1. Forum
  2. >
  3. Topic: Duolingo
  4. >
  5. Why is course expansion not a…


Why is course expansion not a priority?

I get that Duolingo's best feature was removed because it wasn't sustainable. I can accept that. But Duolingo has been subtly hinting at grand promises that they would make the most of this reluctant change in direction by dedicating their energies to new and exciting things to help users learn languages, and that the site would be better than ever for everyone. So far all that's come of it is pathetic and unappealing gimmicks (bots, clubs, tinycards, DuoPlus, new formats that no one seems to like).

Am I the only one that thinks it's absurd that Duo is spending so much resources on junk while the courses that are core of Duolingo are basically in the same state they have been in since they graduated incubator? These courses should be constantly curated, improved, and expanded, as the first priority for use of time and resources. Duo seems to have an attitude that when a course is done with the incubator that's the end of the course's journey. There is SO MUCH work to do to expand the content covered by the courses (this should be ongoing all the time for every course) and improve them (why does Spanish still have a robot lady instead of a human voice?).

If grand side-programs (like immersion) to the courses aren't sustainable, then too bad, but I understand and accept. But put your resources back into the courses instead of mass-producing junk.

What duo is doing now is like if you have a car with a 20 year old engine that needs work badly but instead of updating the engine (courses) you throw some rims (tinycards) and a fancy paintjob (bots) on it.

April 25, 2017



The courses will always have robot voices. They found learners make it a lot further in the courses when there's a robot voice, and that's because the human voice recordings don't have an option to listen to the sentence slowly so that people can more clearly hear the sentence when they don't understand it. Human voices are just a last resort for languages that don't have a good TTS.

The courses are being worked on, but for most, putting out updated versions of the tree is a lot of work on volunteers who already have to spend a ton of time just responding to error reports.

And they have said various times they're working on new features that would actually improve learner's ability to read and have conversations, like reading longer texts and picking an answer.
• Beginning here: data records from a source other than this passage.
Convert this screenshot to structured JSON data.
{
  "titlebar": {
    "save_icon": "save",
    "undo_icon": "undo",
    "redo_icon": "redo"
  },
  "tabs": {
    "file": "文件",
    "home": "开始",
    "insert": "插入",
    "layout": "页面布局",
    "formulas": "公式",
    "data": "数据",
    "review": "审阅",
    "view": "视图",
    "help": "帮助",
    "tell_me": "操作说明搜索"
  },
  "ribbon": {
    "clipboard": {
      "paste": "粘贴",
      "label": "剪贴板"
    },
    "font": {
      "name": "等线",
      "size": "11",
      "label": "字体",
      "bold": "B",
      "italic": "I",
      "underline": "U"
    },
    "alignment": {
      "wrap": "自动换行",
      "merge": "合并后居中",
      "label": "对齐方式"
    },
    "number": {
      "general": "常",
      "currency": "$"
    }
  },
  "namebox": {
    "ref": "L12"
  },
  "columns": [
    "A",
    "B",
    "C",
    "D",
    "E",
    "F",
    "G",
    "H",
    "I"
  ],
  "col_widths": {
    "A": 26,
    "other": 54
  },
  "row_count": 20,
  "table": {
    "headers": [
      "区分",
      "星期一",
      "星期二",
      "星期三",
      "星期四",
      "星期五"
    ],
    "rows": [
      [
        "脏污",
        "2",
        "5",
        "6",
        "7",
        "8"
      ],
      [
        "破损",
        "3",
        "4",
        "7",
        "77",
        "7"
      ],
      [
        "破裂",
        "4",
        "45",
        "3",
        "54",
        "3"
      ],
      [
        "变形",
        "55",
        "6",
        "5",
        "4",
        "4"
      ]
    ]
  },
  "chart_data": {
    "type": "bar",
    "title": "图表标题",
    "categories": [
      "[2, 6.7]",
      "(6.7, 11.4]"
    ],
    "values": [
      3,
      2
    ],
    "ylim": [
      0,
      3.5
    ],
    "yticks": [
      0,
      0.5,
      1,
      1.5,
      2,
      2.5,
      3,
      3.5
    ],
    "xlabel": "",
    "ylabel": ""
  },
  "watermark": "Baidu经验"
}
It's just that those kinds of things are going to take a long time to implement.


The main reason that the slow version is necessary is because there are so many flat out errors in the normal speed versions with the robot voices. And the inflection is often so out of whack compared to natural speech that it really does a disservice to someone who is trying to learn how to understand real people.

I'm glad to hear that the courses are being worked on. Personally I'd rather they pay professionals to curate the courses with the money they use to pay the people who work on, program, and launch bots, cards, etc. If it was done really, I might even be willing to pay for Duo. I would certainly be willing to do it with banner ads or some other kind of ad system. They could be really clever about it and show only ads in the target language, maybe from time to time a short video ad using target language and even use it as a learning tool, win win for everyone and money for duo.


To some extent I agree with you. In my opinion, TinyCards looks more like a toy than a serious learning tool. I am amazed that they don't have a simple down-to-the-point flashcard system like memrise or readlang. They could easily ditch a few features and still have an amazing tool, and take over a big portion of memrise users. Bots is another toy, which is a nice idea, but it is limited to same first languages, and probably will not be updated in any serious way any time soon. Clubs seem to be the least useful item, at least to newcomers. I almost think it was developed to keep the existent users, since they were expecting this backslash from all the changes while exploiting social network aspect of todays world. DuoPlus is a reasonable action from their side. They need to start making money, and if this happens to work, so be it. No adds is an obvious purchase, but the offline mode is one of more serious things, that is not being practised by bigger language learning app companies. I tried Anki on phone yesterday, and it works without internet connection. For people not needing to be on the internet 24/7 this is a serious aspect. I hope that after they are done rewriting the whole system anew, new serious changes will come.


It is Duo's business. Like it or not, in today's world the top priority is the investor, not the subjective opinions of users of a free program. Not sure how one person's opinion of what was Duo's "best feature" (I hated immersion, thought it was a waste of time) or how one person knows that, out of hundreds of millions of users, what "no one seems to like." Duo, from the beginning, said that it was not going to be like school, but many of the "demands" people are making is that it become more like school. And for very gripe about courses needing upgrading there are several requests for new languages. It is a free market. Don't like Starbucks, Burger King, or Duolingo? Plenty of other options.


I 100% agree duo could've moderated immersion a lot better than they did. Instead they decide to neglect it, claim that its unsustainable, trash it, and make the website a pathway to the app and the 'bonuses' that go with it e.g.: bots, clubs, the tiny cards app, etc, they really need to change their approach!

Learn a language in just 5 minutes a day. For free.